Household waste, the U.S. Environmental Protection Agency reports, increases by 25% during the holiday season.© Thinkstock
There may yet be a positive outcome to the long recession blues. The quick swipe of credit cards is being replaced—at least in some homes—with careful consideration; the phrase "I need product x" with the question, "Do I need product x?" As it turns out, there are few things beyond water, sustenance, shelter, clothes, medicine and social interaction that we do need. Certainly not the latest flat screen TV, and definitely not, for our kids, the latest video game. For some of us, cutting back has come as something of a relief this holiday season, because it gives us a chance to back out of the rampant shopping mode that brings little but stress on the part of the givers, and glassy-eyed disinterest on the part of the receivers.
There are seven children—first cousins—under the age of eight in my family. Last Christmas was the first time we were all able to gather together for Christmas morning, and I looked forward to the mayhem of gift unwrapping. But the scene I had imagined—full of excitement and squeals of delight—was nothing like the reality. Instead, the kids ripped through their presents dutifully, mechanically, hardly pausing over one present before tossing it aside and tearing into the next. It was likely months after Christmas had ended when they could enjoy and play with each toy in turn. Other gifts and toys, of course, are immediately broken, lost or remain somewhere unopened on a closet shelf, awaiting the next "re-gifting" party. Most of us have all the decorative knick-knacks, coffee mugs and coffee table books we"ll ever need; in fact, most of us would like to purge a lot of this excess stuff from our lives.
The whole process, it seems to me, could use a little downsizing and refocusing. When I think about gathering with my family for Christmas, the moments I like the least revolve around presents. The gift exchange moments are always accompanied by a lull in conversation, a forced sitting-in-a-circle arrangement and awkward displays of gratitude for the sweater, or dish towels, you didn’t really want or need. I feel almost physically uncomfortable with the requisite waste that goes along with it, the mountains of very pretty holiday paper ripped up, crumpled into balls and immediately stuffed into a giant garbage bag. I spend time trying to salvage usable paper and tissue paper. Household waste, the U.S. Environmental Protection Agency reports, increases by 25% during the holiday season, and collectively adds an extra 1 million tons of garbage to U.S. landfills. Between the mountains of uneaten cookies and leftovers, the packaging and paper waste, the throwaway dishes and napkins and decorations, those figures sound just about right.

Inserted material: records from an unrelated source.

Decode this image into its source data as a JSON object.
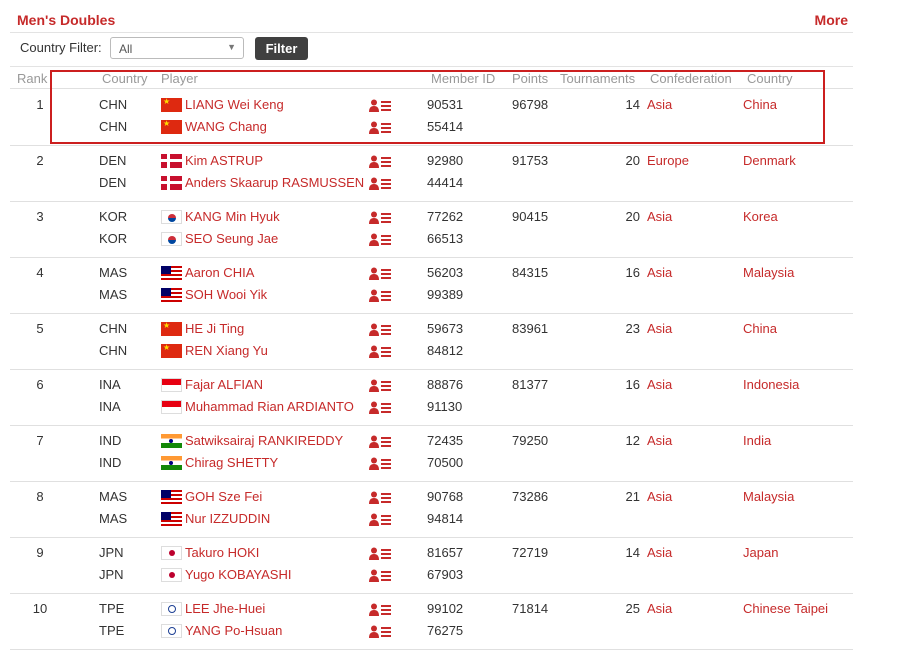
{
  "header": {
    "title": "Men's Doubles",
    "more_label": "More"
  },
  "filter": {
    "label": "Country Filter:",
    "selected": "All",
    "button_label": "Filter"
  },
  "columns": {
    "rank": "Rank",
    "country": "Country",
    "player": "Player",
    "member_id": "Member ID",
    "points": "Points",
    "tournaments": "Tournaments",
    "confederation": "Confederation",
    "country_name": "Country"
  },
  "rows": [
    {
      "rank": "1",
      "points": "96798",
      "tournaments": "14",
      "confederation": "Asia",
      "country_name": "China",
      "players": [
        {
          "code": "CHN",
          "flag": "chn",
          "name": "LIANG Wei Keng",
          "member_id": "90531"
        },
        {
          "code": "CHN",
          "flag": "chn",
          "name": "WANG Chang",
          "member_id": "55414"
        }
      ]
    },
    {
      "rank": "2",
      "points": "91753",
      "tournaments": "20",
      "confederation": "Europe",
      "country_name": "Denmark",
      "players": [
        {
          "code": "DEN",
          "flag": "den",
          "name": "Kim ASTRUP",
          "member_id": "92980"
        },
        {
          "code": "DEN",
          "flag": "den",
          "name": "Anders Skaarup RASMUSSEN",
          "member_id": "44414"
        }
      ]
    },
    {
      "rank": "3",
      "points": "90415",
      "tournaments": "20",
      "confederation": "Asia",
      "country_name": "Korea",
      "players": [
        {
          "code": "KOR",
          "flag": "kor",
          "name": "KANG Min Hyuk",
          "member_id": "77262"
        },
        {
          "code": "KOR",
          "flag": "kor",
          "name": "SEO Seung Jae",
          "member_id": "66513"
        }
      ]
    },
    {
      "rank": "4",
      "points": "84315",
      "tournaments": "16",
      "confederation": "Asia",
      "country_name": "Malaysia",
      "players": [
        {
          "code": "MAS",
          "flag": "mas",
          "name": "Aaron CHIA",
          "member_id": "56203"
        },
        {
          "code": "MAS",
          "flag": "mas",
          "name": "SOH Wooi Yik",
          "member_id": "99389"
        }
      ]
    },
    {
      "rank": "5",
      "points": "83961",
      "tournaments": "23",
      "confederation": "Asia",
      "country_name": "China",
      "players": [
        {
          "code": "CHN",
          "flag": "chn",
          "name": "HE Ji Ting",
          "member_id": "59673"
        },
        {
          "code": "CHN",
          "flag": "chn",
          "name": "REN Xiang Yu",
          "member_id": "84812"
        }
      ]
    },
    {
      "rank": "6",
      "points": "81377",
      "tournaments": "16",
      "confederation": "Asia",
      "country_name": "Indonesia",
      "players": [
        {
          "code": "INA",
          "flag": "ina",
          "name": "Fajar ALFIAN",
          "member_id": "88876"
        },
        {
          "code": "INA",
          "flag": "ina",
          "name": "Muhammad Rian ARDIANTO",
          "member_id": "91130"
        }
      ]
    },
    {
      "rank": "7",
      "points": "79250",
      "tournaments": "12",
      "confederation": "Asia",
      "country_name": "India",
      "players": [
        {
          "code": "IND",
          "flag": "ind",
          "name": "Satwiksairaj RANKIREDDY",
          "member_id": "72435"
        },
        {
          "code": "IND",
          "flag": "ind",
          "name": "Chirag SHETTY",
          "member_id": "70500"
        }
      ]
    },
    {
      "rank": "8",
      "points": "73286",
      "tournaments": "21",
      "confederation": "Asia",
      "country_name": "Malaysia",
      "players": [
        {
          "code": "MAS",
          "flag": "mas",
          "name": "GOH Sze Fei",
          "member_id": "90768"
        },
        {
          "code": "MAS",
          "flag": "mas",
          "name": "Nur IZZUDDIN",
          "member_id": "94814"
        }
      ]
    },
    {
      "rank": "9",
      "points": "72719",
      "tournaments": "14",
      "confederation": "Asia",
      "country_name": "Japan",
      "players": [
        {
          "code": "JPN",
          "flag": "jpn",
          "name": "Takuro HOKI",
          "member_id": "81657"
        },
        {
          "code": "JPN",
          "flag": "jpn",
          "name": "Yugo KOBAYASHI",
          "member_id": "67903"
        }
      ]
    },
    {
      "rank": "10",
      "points": "71814",
      "tournaments": "25",
      "confederation": "Asia",
      "country_name": "Chinese Taipei",
      "players": [
        {
          "code": "TPE",
          "flag": "tpe",
          "name": "LEE Jhe-Huei",
          "member_id": "99102"
        },
        {
          "code": "TPE",
          "flag": "tpe",
          "name": "YANG Po-Hsuan",
          "member_id": "76275"
        }
      ]
    }
  ]
}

Hard as it can be to hold back, for reasons of environmental good conscience, overall sanity and financial stability, I’m keeping gifts, even for the kids (OK kid, in my case) to a reasonable level. A few things that will be cherished, and a few silly stocking stuffers for fun. I will swear off all toys for other people’s children (having recognized finally that it is impossible to ever know the toy preferences or existing toys of other people’s children) in favor of good books and clothes. I will give toys to toy drives for children who have nothing to open on Christmas. And I"ll dive for that wrapping paper a little faster this year, saving what I can.
BRITA BELLI is editor of E.